The badger is the fastest digging animal on earth, and the strongest for its size. An American badger in the midwest was observed digging through the asphalt surface of a parking lot. It took him less than two minutes to disappear completely!
|Why do I run:
Badgers are determined fighters when they are threatened. They have loose fitting skin, which prevents them from being held securely by another animal.
Badgers do not hibernate like bears during winter, but they do sleep for extended periods of time in northern states. Especially during extended periods of cold weather and deep snow. Wintering dens can sometimes be found in woodlands, where the frost does not penetrate as deeply. They can stay underground for weeks at a time, but they come out to hunt occasionally as they do not store food.

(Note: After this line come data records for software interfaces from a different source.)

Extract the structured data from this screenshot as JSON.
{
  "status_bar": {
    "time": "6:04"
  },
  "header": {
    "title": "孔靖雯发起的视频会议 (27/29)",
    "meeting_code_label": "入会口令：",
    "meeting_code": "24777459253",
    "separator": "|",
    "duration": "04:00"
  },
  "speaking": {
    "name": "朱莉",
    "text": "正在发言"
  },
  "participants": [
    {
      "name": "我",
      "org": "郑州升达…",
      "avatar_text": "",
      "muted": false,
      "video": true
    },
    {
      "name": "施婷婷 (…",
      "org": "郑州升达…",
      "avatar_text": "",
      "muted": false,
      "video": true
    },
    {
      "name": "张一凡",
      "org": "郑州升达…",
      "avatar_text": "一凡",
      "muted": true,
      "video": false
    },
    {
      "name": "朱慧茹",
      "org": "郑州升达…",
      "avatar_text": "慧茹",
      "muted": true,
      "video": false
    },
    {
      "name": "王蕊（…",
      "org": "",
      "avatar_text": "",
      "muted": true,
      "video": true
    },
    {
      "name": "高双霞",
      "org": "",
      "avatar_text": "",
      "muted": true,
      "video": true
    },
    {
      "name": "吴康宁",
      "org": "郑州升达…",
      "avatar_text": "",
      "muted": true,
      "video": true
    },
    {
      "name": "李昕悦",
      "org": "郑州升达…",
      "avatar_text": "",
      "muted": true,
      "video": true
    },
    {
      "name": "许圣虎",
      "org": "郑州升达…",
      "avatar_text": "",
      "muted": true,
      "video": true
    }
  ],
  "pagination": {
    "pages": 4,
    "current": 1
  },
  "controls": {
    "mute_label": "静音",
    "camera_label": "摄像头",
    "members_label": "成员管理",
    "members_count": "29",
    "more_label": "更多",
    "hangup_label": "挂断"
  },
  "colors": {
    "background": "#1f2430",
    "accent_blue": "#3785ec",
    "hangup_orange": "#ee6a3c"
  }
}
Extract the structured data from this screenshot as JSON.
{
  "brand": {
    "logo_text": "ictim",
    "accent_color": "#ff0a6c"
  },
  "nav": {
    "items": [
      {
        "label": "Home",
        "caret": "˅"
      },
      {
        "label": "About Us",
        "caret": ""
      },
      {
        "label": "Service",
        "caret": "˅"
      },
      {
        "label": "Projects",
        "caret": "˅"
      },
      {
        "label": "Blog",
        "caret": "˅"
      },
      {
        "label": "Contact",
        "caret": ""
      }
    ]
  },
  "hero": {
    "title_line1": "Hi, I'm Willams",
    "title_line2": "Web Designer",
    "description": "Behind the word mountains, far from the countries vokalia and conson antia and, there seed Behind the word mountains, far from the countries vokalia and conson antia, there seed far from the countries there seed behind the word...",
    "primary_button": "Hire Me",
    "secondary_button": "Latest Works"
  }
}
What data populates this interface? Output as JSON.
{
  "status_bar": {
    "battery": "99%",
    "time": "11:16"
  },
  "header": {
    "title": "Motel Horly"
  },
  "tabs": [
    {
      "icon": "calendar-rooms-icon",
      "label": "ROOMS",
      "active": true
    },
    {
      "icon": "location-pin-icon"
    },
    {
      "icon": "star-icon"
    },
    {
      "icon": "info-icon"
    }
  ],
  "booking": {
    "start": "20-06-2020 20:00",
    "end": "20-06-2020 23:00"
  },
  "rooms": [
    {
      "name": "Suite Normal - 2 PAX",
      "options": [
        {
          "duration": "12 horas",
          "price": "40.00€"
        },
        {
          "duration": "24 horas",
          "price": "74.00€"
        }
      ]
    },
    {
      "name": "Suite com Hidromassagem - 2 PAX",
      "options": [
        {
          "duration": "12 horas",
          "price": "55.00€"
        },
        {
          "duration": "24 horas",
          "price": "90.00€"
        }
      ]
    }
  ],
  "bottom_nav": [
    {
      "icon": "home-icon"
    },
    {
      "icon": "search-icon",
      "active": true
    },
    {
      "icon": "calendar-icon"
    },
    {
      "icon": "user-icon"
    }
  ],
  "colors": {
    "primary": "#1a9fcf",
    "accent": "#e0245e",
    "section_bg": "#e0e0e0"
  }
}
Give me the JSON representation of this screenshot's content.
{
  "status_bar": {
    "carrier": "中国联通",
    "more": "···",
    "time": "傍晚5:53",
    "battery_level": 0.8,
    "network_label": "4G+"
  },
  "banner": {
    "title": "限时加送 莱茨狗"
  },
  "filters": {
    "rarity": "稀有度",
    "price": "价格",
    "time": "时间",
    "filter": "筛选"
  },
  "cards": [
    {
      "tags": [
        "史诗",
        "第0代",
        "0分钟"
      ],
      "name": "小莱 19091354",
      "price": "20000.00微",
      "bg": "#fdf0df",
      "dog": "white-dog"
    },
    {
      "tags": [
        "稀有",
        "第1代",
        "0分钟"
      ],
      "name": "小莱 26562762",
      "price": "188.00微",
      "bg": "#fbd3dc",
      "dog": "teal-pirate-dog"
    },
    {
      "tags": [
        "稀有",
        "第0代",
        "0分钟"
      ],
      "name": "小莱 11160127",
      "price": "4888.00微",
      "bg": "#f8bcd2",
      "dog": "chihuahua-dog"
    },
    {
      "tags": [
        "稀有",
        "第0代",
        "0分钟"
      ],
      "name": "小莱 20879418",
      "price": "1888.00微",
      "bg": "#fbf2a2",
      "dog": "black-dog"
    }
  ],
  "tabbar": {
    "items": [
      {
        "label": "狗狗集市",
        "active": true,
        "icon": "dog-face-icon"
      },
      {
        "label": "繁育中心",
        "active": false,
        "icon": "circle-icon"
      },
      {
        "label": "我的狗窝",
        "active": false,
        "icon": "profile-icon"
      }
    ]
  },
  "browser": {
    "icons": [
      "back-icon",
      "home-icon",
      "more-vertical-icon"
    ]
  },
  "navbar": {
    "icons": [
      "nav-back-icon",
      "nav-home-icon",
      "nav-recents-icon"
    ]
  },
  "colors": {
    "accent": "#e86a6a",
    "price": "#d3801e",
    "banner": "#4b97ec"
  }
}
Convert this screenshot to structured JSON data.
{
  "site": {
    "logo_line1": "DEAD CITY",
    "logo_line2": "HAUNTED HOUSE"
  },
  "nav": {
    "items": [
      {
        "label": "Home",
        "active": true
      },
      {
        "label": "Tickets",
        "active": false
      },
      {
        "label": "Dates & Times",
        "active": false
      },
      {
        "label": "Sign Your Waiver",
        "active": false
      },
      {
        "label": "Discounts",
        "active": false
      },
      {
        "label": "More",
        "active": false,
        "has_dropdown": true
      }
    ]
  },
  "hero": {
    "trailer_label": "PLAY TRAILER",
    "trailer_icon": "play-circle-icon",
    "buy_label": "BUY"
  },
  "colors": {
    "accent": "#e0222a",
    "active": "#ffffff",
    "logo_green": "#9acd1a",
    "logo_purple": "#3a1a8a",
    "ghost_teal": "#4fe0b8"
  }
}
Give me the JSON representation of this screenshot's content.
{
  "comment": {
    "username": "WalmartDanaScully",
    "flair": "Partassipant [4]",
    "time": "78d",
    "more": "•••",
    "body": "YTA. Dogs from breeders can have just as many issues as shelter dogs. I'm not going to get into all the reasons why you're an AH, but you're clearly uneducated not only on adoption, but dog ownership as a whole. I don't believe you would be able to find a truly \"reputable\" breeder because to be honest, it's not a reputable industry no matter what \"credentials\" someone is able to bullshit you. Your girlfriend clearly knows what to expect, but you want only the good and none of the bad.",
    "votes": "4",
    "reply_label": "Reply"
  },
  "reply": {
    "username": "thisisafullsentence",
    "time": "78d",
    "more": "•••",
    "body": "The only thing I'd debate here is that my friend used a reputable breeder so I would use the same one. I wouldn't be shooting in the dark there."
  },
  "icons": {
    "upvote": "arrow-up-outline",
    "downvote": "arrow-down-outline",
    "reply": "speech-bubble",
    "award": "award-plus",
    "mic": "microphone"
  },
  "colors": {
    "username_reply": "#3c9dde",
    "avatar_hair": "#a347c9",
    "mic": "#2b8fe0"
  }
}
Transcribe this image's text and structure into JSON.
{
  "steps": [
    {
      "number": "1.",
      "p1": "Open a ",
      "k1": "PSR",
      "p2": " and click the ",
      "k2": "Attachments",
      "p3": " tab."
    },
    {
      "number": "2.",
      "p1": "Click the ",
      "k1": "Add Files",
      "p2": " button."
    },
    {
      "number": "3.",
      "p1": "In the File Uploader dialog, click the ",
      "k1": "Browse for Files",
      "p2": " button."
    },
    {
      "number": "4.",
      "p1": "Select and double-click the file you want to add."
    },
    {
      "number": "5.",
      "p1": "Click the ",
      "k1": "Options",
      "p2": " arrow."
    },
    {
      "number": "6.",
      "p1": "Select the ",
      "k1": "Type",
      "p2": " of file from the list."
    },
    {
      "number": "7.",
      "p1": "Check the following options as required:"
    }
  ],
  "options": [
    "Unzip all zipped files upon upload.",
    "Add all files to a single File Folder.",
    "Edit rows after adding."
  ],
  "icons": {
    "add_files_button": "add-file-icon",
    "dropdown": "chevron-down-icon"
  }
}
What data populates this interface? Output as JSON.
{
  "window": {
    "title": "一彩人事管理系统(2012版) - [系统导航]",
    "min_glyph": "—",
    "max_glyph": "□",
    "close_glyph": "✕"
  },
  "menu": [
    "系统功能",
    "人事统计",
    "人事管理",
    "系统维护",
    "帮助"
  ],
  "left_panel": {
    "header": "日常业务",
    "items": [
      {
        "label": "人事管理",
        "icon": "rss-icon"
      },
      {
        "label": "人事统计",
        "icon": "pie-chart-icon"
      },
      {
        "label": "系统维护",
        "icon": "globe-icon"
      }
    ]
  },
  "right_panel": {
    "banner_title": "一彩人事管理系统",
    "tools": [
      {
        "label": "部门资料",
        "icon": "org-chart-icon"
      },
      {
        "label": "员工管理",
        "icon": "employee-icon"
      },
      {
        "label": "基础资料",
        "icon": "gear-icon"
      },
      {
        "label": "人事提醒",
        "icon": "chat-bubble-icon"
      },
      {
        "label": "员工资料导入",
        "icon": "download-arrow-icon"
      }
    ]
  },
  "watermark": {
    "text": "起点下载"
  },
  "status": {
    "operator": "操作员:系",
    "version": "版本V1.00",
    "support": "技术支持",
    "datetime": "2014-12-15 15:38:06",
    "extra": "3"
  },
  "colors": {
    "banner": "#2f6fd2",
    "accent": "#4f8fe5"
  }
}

|Why I started running:
Male American badgers become sexually mature as yearlings, but 30 percent of females have been found to breed in their first year, when only 4-5 months old. Badgers mate in August or September. Embryos of the badger experience an arrest in development that greatly prolongs gestation. The embryo develops for a few days, then lie dormant in the uterus, being implanted in January. Of the total gestation period of 250 days, growth occurs during only 50. Birth is usually in April, or perhaps as late as June at higher altitudes. Usually 2 to 7 young are born. Although the female has 8 teats, litter sizes tend to be small, and a litter size of 3 is common. Females care for the litter by themselves. The young badgers move out in late summer to begin solitary lifestyles.